Which is the better bargain for taxpayers?
The West Virginia Legislature is in session and it is open season on West Virginia’s teachers.
Gov. Tomblin ordered an audit of the state’s education system which recommended making cuts at the WVDE. It noted that nearly half the jobs in the WVDE should not be overseen by that agency. It also suggested that different sources for purchasing would provide a huge savings. The audit recommends 180 days of school for every student and raising teacher salaries. The cuts and restructuring together could potentially save the state a whopping $90 million. That should be a no-brainer, right?
Not so much, according to Tomblin’s education reform bill. Incidentally, Tomblin’s audit cost the state $350 per day, paid to a private consultant who was previously employed by the State Department of Education. The governor largely ignored the truths found by his own audit, and has instead chosen to place the blame on the state’s teachers.
W.Va. Chamber of Commerce President Steve Roberts suggested teachers in our state do not care about students. When called out by the teachers, Mr. Roberts said he was “misquoted.” Mr. Roberts, you do not know me. I am a teacher. I don’t manufacture and sell widgets. I mold young minds.
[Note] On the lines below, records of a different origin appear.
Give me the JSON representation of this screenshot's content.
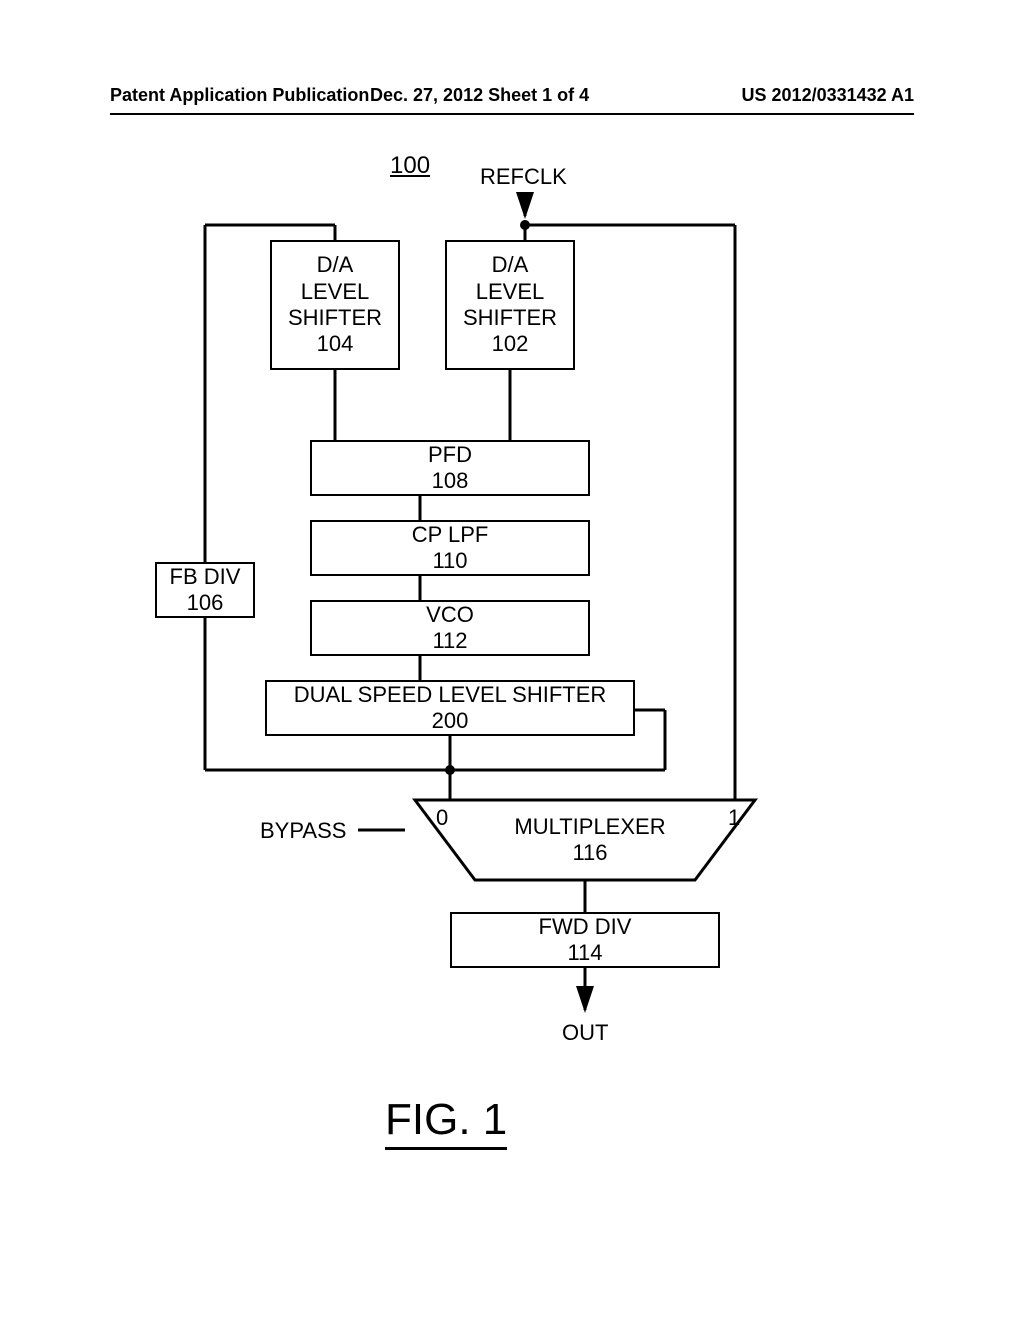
{
  "header": {
    "left": "Patent Application Publication",
    "center": "Dec. 27, 2012  Sheet 1 of 4",
    "right": "US 2012/0331432 A1"
  },
  "signals": {
    "refclk": "REFCLK",
    "bypass": "BYPASS",
    "out": "OUT"
  },
  "blocks": {
    "ref_num": "100",
    "level_shifter_left": {
      "line1": "D/A",
      "line2": "LEVEL",
      "line3": "SHIFTER",
      "num": "104"
    },
    "level_shifter_right": {
      "line1": "D/A",
      "line2": "LEVEL",
      "line3": "SHIFTER",
      "num": "102"
    },
    "fb_div": {
      "name": "FB DIV",
      "num": "106"
    },
    "pfd": {
      "name": "PFD",
      "num": "108"
    },
    "cp_lpf": {
      "name": "CP LPF",
      "num": "110"
    },
    "vco": {
      "name": "VCO",
      "num": "112"
    },
    "dual_ls": {
      "name": "DUAL SPEED LEVEL SHIFTER",
      "num": "200"
    },
    "mux": {
      "name": "MULTIPLEXER",
      "num": "116",
      "in0": "0",
      "in1": "1"
    },
    "fwd_div": {
      "name": "FWD DIV",
      "num": "114"
    }
  },
  "figure": "FIG. 1"
}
My own child and my students are not for sale.
On top of the governor’s insults, we must also endure the venomous tongue-wagging, sarcasm and epithets of Sen. Erik Wells. Wells is Natalie Tennant’s husband and former host of a local morning news show. One wonders how either of those descriptions makes him an authority on education. Wells’ most recent rant on the Senate floor included a reminder that teacher salaries are paid by the taxpayer. That is true. We are accountable.
I must remind Sen. Wells that he, too, is paid by the taxpayer. I am both a taxpayer and a teacher. Legislators make $20,000 per year plus a $131 per diem. That means Sen. Wells will earn $27,860 for a 60-day session, if the Senate finishes its work within the session, which is usually not the case, so he will be paid an additional per diem for the extra days. This is ironic, since Wells so vehemently bangs the drum about what teachers should get done within a given timeframe.
A beginning teacher in West Virginia makes an average of $37,000, to teach 180 days. Which do you, the taxpayer, consider the better bargain? If this were a legitimate contest, I know which would garner my vote. It wouldn’t be Erik Wells.